Global Non-Tire ranking
Medical firms also made gains on the global stage, with a number seeing their non-tire rubber products revenues soar during 2020.
For example, West Pharmaceutical saw estimated rubber products sales jump 17.4 percent to $1.5 billion, allowing it to move up from No. 20 to No. 16 in the rankings.
Other medical firms with significant gains in 2020 were Malaysia's Top Glove Corp., which jumped 10 spots to No. 12 with 2020 sales of $1.7 billion, 47 percent higher than the prior year; Ansell, with global rubber goods sales up 7.6 percent to $1.53 billion; and Supermax Corp., which saw sales soar 35 percent to $501.4 million, good enough for No. 43.
Looking at the top half of the rankings, just eight of the top 25 saw sales growth in 2020.
Freudenberg took the No. 1 spot with an estimated $6.03 billion in rubber product sales, with Conti dropping to No. 2 at $5.57 billion.
The rest of the top five were the same, with Hutchinson S.A. third at $4.32 billion; Sumitomo Riko Co. Ltd. No. 4 at $3.54 billion; and Bridgestone No. 5 at $3.37 billion.
Rounding out the top 10 were Parker-Hannifin, the top ranked U.S.-based firm, at No. 6 with $3.29 billion; Japan's NOK, up two spots to No. 7, at $2.97 billion; Gates No. 8 at $2.79 billion; Trelleborg No. 9 at $2.61 billion; and condom maker Reckitt Benckiser Group P.L.C., marketer of the Durex brand, climbing one spot to join the top 10 at $2.33 billion.

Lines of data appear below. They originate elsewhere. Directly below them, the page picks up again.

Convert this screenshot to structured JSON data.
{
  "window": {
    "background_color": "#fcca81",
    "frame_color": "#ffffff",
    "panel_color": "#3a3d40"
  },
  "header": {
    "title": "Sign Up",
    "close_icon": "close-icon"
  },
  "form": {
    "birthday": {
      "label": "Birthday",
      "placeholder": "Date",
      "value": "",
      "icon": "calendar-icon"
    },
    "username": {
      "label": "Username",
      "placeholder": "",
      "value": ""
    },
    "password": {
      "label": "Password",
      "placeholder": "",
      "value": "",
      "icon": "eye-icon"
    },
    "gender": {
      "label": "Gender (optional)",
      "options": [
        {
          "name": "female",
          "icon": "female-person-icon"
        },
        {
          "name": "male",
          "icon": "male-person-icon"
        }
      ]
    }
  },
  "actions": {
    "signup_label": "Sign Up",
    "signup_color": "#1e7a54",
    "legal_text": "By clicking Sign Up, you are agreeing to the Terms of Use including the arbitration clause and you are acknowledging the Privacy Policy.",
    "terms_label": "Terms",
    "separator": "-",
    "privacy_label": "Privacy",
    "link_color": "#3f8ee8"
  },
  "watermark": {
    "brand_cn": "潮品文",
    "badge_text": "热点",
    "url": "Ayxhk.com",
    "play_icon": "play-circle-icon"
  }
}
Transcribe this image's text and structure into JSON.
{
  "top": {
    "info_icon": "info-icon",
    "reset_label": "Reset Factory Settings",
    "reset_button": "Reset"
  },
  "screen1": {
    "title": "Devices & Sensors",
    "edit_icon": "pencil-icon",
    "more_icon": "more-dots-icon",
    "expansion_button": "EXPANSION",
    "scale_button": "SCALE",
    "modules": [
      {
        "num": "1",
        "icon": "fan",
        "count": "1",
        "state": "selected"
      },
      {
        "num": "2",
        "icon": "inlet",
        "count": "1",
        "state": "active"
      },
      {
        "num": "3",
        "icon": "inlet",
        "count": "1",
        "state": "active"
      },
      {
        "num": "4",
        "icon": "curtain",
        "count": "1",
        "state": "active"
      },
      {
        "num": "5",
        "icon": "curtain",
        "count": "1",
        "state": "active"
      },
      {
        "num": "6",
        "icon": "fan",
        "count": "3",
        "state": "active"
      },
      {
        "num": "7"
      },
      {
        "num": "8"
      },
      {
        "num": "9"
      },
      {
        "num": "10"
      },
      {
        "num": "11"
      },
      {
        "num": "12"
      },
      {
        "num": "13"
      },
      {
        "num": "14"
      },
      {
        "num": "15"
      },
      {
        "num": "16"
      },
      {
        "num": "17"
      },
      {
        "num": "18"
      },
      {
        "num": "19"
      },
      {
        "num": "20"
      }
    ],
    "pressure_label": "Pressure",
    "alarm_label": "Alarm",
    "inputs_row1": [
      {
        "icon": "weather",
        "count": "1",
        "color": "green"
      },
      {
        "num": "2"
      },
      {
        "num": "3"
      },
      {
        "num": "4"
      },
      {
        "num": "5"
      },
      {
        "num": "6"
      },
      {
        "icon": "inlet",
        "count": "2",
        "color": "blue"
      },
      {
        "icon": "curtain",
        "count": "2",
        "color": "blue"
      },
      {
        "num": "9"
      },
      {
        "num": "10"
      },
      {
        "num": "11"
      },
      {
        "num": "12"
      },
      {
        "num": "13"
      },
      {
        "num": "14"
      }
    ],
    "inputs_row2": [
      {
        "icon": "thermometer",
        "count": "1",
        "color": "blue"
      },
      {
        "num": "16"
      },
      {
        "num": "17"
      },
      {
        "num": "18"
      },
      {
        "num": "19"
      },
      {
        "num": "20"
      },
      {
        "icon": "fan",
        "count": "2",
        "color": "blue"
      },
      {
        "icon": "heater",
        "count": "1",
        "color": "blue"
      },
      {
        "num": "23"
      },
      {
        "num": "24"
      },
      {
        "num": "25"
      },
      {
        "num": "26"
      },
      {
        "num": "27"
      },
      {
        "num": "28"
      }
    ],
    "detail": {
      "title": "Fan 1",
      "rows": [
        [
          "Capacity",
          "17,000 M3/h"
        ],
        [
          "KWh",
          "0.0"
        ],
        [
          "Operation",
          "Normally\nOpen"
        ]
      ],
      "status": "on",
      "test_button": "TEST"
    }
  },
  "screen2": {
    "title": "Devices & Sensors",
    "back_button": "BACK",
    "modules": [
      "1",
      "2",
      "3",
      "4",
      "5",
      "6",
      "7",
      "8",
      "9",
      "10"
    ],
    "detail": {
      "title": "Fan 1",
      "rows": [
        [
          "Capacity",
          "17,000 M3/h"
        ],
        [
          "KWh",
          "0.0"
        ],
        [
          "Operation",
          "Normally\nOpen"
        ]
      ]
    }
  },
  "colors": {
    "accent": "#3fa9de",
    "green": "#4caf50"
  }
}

As is true in most years, mergers and acquisitions made a difference this year and will do so in the years to come, both in the North American and Global Non-Tire rankings.
Besides the gains Parker made by purchasing Lord and Goodyear's just-completed purchase of Cooper Tire, other deals of note included:
- Bridgestone's $3.4 billion sale of its Firestone Building Products business, one of the top rubber roofing businesses;
- Cooper Standard Automotive Inc.'s divestment of its European rubber fluid transfer and specialty sealing business to Mutares S.E. & Co.;
- Italy's Manuli Rubber Industries, a newcomer to the Global Non-Tire Top 50 ranking, boosted by its purchase of Australia's Ryco Hydraulics, a deal that increased its 2020 revenues by $101.3 million; and
- Eaton's January 2020 agreement to sell its hydraulics business to Danfoss A/S for $3.3 billion, a transaction that has yet to close.